## Task details
Print each entry again exactly as written, and keep the pictures out.

## Dataset content
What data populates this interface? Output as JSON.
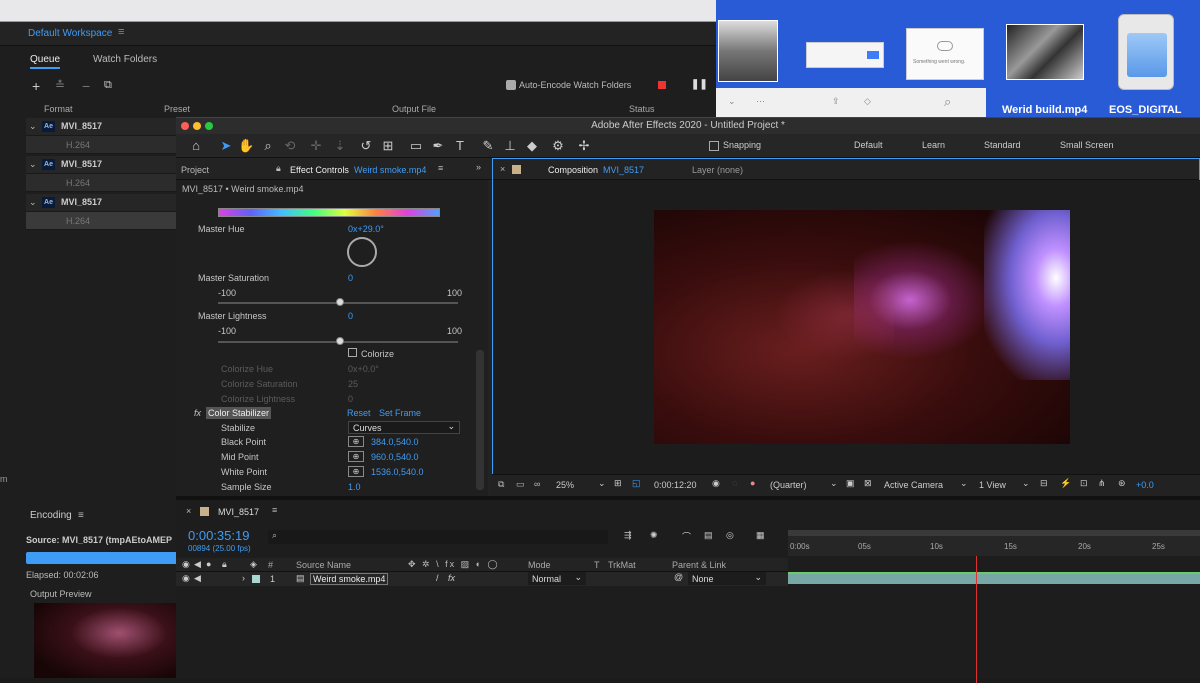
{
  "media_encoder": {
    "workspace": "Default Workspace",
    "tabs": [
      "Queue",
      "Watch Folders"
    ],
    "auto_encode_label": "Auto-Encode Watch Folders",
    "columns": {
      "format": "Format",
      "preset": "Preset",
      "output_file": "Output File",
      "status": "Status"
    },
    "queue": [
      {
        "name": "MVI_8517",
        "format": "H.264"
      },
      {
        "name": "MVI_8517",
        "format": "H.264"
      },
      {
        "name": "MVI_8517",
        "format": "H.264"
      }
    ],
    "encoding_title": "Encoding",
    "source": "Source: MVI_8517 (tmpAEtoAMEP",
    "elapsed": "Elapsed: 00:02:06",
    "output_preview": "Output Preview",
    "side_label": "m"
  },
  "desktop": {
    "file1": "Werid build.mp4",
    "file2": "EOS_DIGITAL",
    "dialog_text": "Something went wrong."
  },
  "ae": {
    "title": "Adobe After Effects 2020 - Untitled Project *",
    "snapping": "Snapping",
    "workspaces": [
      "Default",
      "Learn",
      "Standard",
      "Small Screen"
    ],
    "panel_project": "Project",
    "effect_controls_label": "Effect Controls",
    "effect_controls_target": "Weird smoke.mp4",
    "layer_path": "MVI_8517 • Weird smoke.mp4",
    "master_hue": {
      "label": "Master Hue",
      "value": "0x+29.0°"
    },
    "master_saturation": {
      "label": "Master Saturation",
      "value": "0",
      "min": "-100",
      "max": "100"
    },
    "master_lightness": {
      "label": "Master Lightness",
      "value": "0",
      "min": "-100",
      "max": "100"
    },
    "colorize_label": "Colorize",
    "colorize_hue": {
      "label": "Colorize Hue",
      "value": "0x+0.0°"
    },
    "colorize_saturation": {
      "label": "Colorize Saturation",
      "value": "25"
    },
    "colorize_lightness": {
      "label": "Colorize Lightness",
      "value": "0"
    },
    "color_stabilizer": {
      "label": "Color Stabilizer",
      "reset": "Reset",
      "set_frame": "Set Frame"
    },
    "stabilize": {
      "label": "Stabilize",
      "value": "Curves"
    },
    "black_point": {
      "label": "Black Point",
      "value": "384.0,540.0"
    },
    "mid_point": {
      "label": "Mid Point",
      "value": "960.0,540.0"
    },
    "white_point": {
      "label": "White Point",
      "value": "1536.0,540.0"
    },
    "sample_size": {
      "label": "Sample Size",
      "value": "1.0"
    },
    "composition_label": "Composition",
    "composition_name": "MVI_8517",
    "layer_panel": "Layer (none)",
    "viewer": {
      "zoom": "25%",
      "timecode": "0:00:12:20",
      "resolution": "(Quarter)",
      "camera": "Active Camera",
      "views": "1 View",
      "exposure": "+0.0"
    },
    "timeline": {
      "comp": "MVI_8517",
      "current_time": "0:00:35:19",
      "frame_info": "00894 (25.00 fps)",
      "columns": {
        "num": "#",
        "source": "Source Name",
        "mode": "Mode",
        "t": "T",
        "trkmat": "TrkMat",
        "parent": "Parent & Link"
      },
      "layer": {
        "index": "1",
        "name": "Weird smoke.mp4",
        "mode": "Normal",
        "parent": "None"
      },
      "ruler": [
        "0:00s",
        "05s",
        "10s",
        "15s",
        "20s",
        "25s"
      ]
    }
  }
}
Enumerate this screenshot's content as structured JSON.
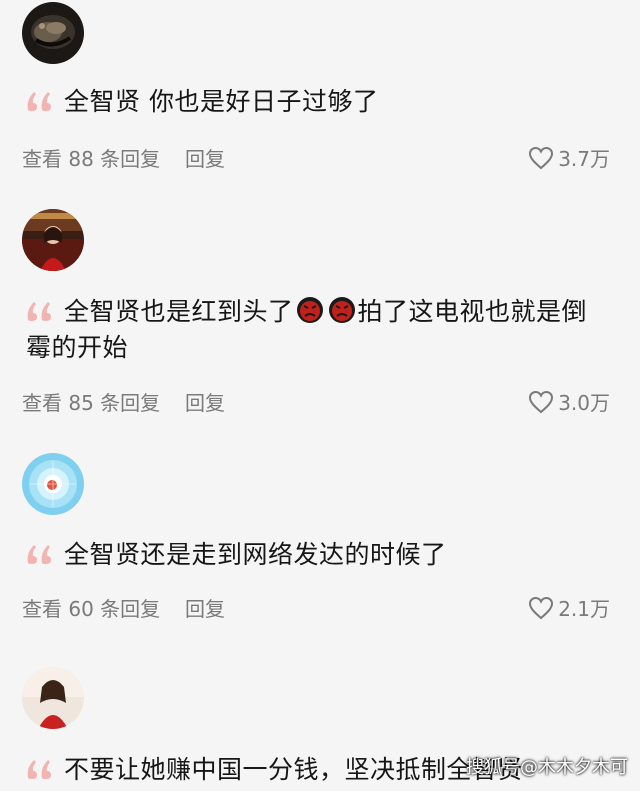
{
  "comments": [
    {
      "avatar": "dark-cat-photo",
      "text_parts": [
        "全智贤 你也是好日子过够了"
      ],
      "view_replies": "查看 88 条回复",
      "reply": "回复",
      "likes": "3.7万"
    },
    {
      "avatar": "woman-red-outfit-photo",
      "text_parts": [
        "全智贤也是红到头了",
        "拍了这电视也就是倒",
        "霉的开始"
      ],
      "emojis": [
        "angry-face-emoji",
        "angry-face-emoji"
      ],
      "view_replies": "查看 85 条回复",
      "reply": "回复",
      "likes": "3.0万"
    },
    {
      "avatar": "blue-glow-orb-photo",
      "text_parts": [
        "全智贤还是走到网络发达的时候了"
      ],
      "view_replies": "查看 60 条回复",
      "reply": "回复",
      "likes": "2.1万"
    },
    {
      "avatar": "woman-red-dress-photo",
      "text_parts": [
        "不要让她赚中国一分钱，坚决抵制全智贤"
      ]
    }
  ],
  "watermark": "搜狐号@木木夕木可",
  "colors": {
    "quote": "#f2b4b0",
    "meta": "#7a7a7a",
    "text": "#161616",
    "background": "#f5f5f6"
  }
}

## Response to this task
What data populates this interface? Output as JSON.
{
  "media_encoder": {
    "workspace": "Default Workspace",
    "tabs": [
      "Queue",
      "Watch Folders"
    ],
    "auto_encode_label": "Auto-Encode Watch Folders",
    "columns": {
      "format": "Format",
      "preset": "Preset",
      "output_file": "Output File",
      "status": "Status"
    },
    "queue": [
      {
        "name": "MVI_8517",
        "format": "H.264"
      },
      {
        "name": "MVI_8517",
        "format": "H.264"
      },
      {
        "name": "MVI_8517",
        "format": "H.264"
      }
    ],
    "encoding_title": "Encoding",
    "source": "Source: MVI_8517 (tmpAEtoAMEP",
    "elapsed": "Elapsed: 00:02:06",
    "output_preview": "Output Preview",
    "side_label": "m"
  },
  "desktop": {
    "file1": "Werid build.mp4",
    "file2": "EOS_DIGITAL",
    "dialog_text": "Something went wrong."
  },
  "ae": {
    "title": "Adobe After Effects 2020 - Untitled Project *",
    "snapping": "Snapping",
    "workspaces": [
      "Default",
      "Learn",
      "Standard",
      "Small Screen"
    ],
    "panel_project": "Project",
    "effect_controls_label": "Effect Controls",
    "effect_controls_target": "Weird smoke.mp4",
    "layer_path": "MVI_8517 • Weird smoke.mp4",
    "master_hue": {
      "label": "Master Hue",
      "value": "0x+29.0°"
    },
    "master_saturation": {
      "label": "Master Saturation",
      "value": "0",
      "min": "-100",
      "max": "100"
    },
    "master_lightness": {
      "label": "Master Lightness",
      "value": "0",
      "min": "-100",
      "max": "100"
    },
    "colorize_label": "Colorize",
    "colorize_hue": {
      "label": "Colorize Hue",
      "value": "0x+0.0°"
    },
    "colorize_saturation": {
      "label": "Colorize Saturation",
      "value": "25"
    },
    "colorize_lightness": {
      "label": "Colorize Lightness",
      "value": "0"
    },
    "color_stabilizer": {
      "label": "Color Stabilizer",
      "reset": "Reset",
      "set_frame": "Set Frame"
    },
    "stabilize": {
      "label": "Stabilize",
      "value": "Curves"
    },
    "black_point": {
      "label": "Black Point",
      "value": "384.0,540.0"
    },
    "mid_point": {
      "label": "Mid Point",
      "value": "960.0,540.0"
    },
    "white_point": {
      "label": "White Point",
      "value": "1536.0,540.0"
    },
    "sample_size": {
      "label": "Sample Size",
      "value": "1.0"
    },
    "composition_label": "Composition",
    "composition_name": "MVI_8517",
    "layer_panel": "Layer (none)",
    "viewer": {
      "zoom": "25%",
      "timecode": "0:00:12:20",
      "resolution": "(Quarter)",
      "camera": "Active Camera",
      "views": "1 View",
      "exposure": "+0.0"
    },
    "timeline": {
      "comp": "MVI_8517",
      "current_time": "0:00:35:19",
      "frame_info": "00894 (25.00 fps)",
      "columns": {
        "num": "#",
        "source": "Source Name",
        "mode": "Mode",
        "t": "T",
        "trkmat": "TrkMat",
        "parent": "Parent & Link"
      },
      "layer": {
        "index": "1",
        "name": "Weird smoke.mp4",
        "mode": "Normal",
        "parent": "None"
      },
      "ruler": [
        "0:00s",
        "05s",
        "10s",
        "15s",
        "20s",
        "25s"
      ]
    }
  }
}
Enumerate this screenshot's content as structured JSON.
{
  "comments": [
    {
      "avatar": "dark-cat-photo",
      "text_parts": [
        "全智贤 你也是好日子过够了"
      ],
      "view_replies": "查看 88 条回复",
      "reply": "回复",
      "likes": "3.7万"
    },
    {
      "avatar": "woman-red-outfit-photo",
      "text_parts": [
        "全智贤也是红到头了",
        "拍了这电视也就是倒",
        "霉的开始"
      ],
      "emojis": [
        "angry-face-emoji",
        "angry-face-emoji"
      ],
      "view_replies": "查看 85 条回复",
      "reply": "回复",
      "likes": "3.0万"
    },
    {
      "avatar": "blue-glow-orb-photo",
      "text_parts": [
        "全智贤还是走到网络发达的时候了"
      ],
      "view_replies": "查看 60 条回复",
      "reply": "回复",
      "likes": "2.1万"
    },
    {
      "avatar": "woman-red-dress-photo",
      "text_parts": [
        "不要让她赚中国一分钱，坚决抵制全智贤"
      ]
    }
  ],
  "watermark": "搜狐号@木木夕木可",
  "colors": {
    "quote": "#f2b4b0",
    "meta": "#7a7a7a",
    "text": "#161616",
    "background": "#f5f5f6"
  }
}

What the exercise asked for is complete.